The action in this movie is mindbending and brutal. This is a Baa-Ram-Ewe and Magnolia distribution (much like Chocolate, another one we love) that followed right on the heels of Tony Jaa's mainstream breakout Ong Bak: The Thai Warrior. It follows in the same vein; crushing blows, flowery fight scenes, and a body count that looks like Thai River City Ransom. It is silly, nonsensical fun, the choreography is lightning fast, and (unlike Ong Bak), the environments are varied and spectacular. The last fight scene in particular may be my favorite. We lovingly refer to it as the House of 1000 Broken Limbs scene. There is another scene that is the longest no-cut fight scene in all of movie history, so it has that going for it. Oh, and Tony Jaa doesn't open a door once in the whole movie. He only goes into closed rooms by kicking people through the door. Seriously. He does it like eight times.
This movie is not for everyone, even some martial arts fans. If you like chop sockey silliness and the paddle-slapping sound effects they used, this is like Saving Private Ryan of flowery martial arts movies. The impacts feel real and totally make you cringe. A plus for some. Not as much for others. Secondarily, the story is worthless. It's pretty much an intro cutscene before someone gets kicked through a door, and it doesn't really stop after that. At the end at the big reveal, you'll probably scratch your head and wonder why it matters, but then Tony Jaa breaks all the men with his elbows and you forget that the story kindof sucks.
The Vibe: Man-Cave, Group Experience
This is a movie that demands to be cheered at. It is like Cirque du Soleil of Muay Thai. The fights are nuts, the enemies rival video game characters in how EXTREEEEEEEEEME they are (you will cry about how literal that is in one of the first fights), and it never lets go of the viewer's attention. Some may call this ADD entertainment. I call it excellent beer-chugging entertainment. Put this one on for your guy friends or your raucous party demanding to be entertained by an acrobatic cacophony of punches. It will punch you through a door.

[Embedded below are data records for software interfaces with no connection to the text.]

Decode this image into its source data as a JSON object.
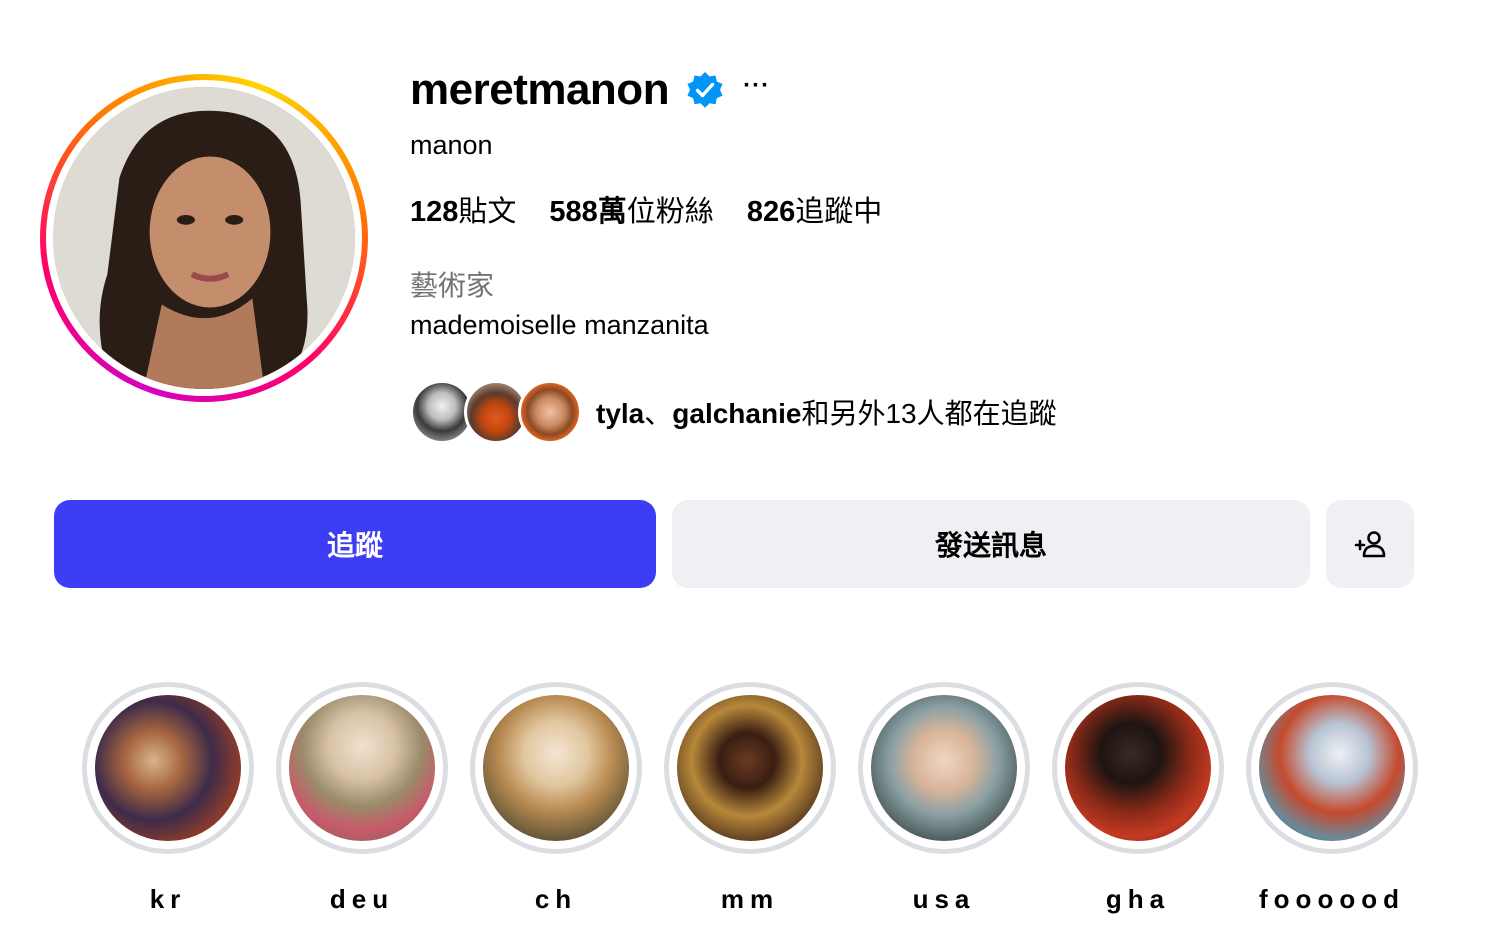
{
  "profile": {
    "username": "meretmanon",
    "full_name": "manon",
    "category": "藝術家",
    "bio": "mademoiselle manzanita",
    "more_label": "···",
    "verified_icon": "verified-badge-icon",
    "verified_color": "#0095f6"
  },
  "stats": {
    "posts_count": "128",
    "posts_label": "貼文",
    "followers_count": "588萬",
    "followers_label": "位粉絲",
    "following_count": "826",
    "following_label": "追蹤中"
  },
  "followed_by": {
    "name1": "tyla",
    "sep": "、",
    "name2": "galchanie",
    "suffix": "和另外13人都在追蹤"
  },
  "buttons": {
    "follow_label": "追蹤",
    "message_label": "發送訊息",
    "suggest_icon": "add-person-icon",
    "follow_color": "#3d3df5"
  },
  "highlights": [
    {
      "label": "kr"
    },
    {
      "label": "deu"
    },
    {
      "label": "ch"
    },
    {
      "label": "mm"
    },
    {
      "label": "usa"
    },
    {
      "label": "gha"
    },
    {
      "label": "foooood"
    }
  ]
}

+ And Knees
+ Oh my, that is a huge guy, what is he, like seven foot fourteen?
- Subtitles (but so few actual lines of dialogue that you may not notice)
- Awful story (I mean seriously, they have the most ill-advised 3D sequence ever)
Drinking Game Suggestions
Drink 1 when they would probably have gone to the hospital
Drink 2 when someone probably died from that impact
Chug heartily when someone in the room cringes verbally
Hard Mode: Take a shot every time every time Tony Jaa uses a person to enter a room
Jack Burton is your average truck-drivin’ man who seems to always find himself in the strangest of circumstances. While trying to collect on a debt from his good friend he stumbles upon a kidnapping involving his good friend’s fiancée. This escalates very quickly into uncovering Chinese gang warfare in the heart of San Francisco and an ancient evil named David Lo Pan. The film quickly escalates into a martial arts comedy unlike anything you have ever seen. You may say is it even better than My Name is Bruce; this film is the one of the best things to come out of the 80’s and a real treat.
Kung Fu vs. Steampunk! That’s all you really need to know!
...Oh, okay, guess we can go a little more in-depth with the plot synopsis. The titular Tai Chi 0 is a young man known as “The Freak,” whose strange deformity gives him supernatural fighting prowess, but is slowly killing him. Freak’s only hope for survival is to study the art of “internal kung fu,” a technique known only by one small village, which just happens to have fallen under the ruthless gaze of the British East India Company and its steam-powered death machines.
Detective Yutaka Daimon, with the help of his transforming robot brother Zaborgar, fight against the evil Sigma organization. Sigma is on a quest to harvest the DNA of prominent businessmen in order to create their most powerful robotic weapon yet…..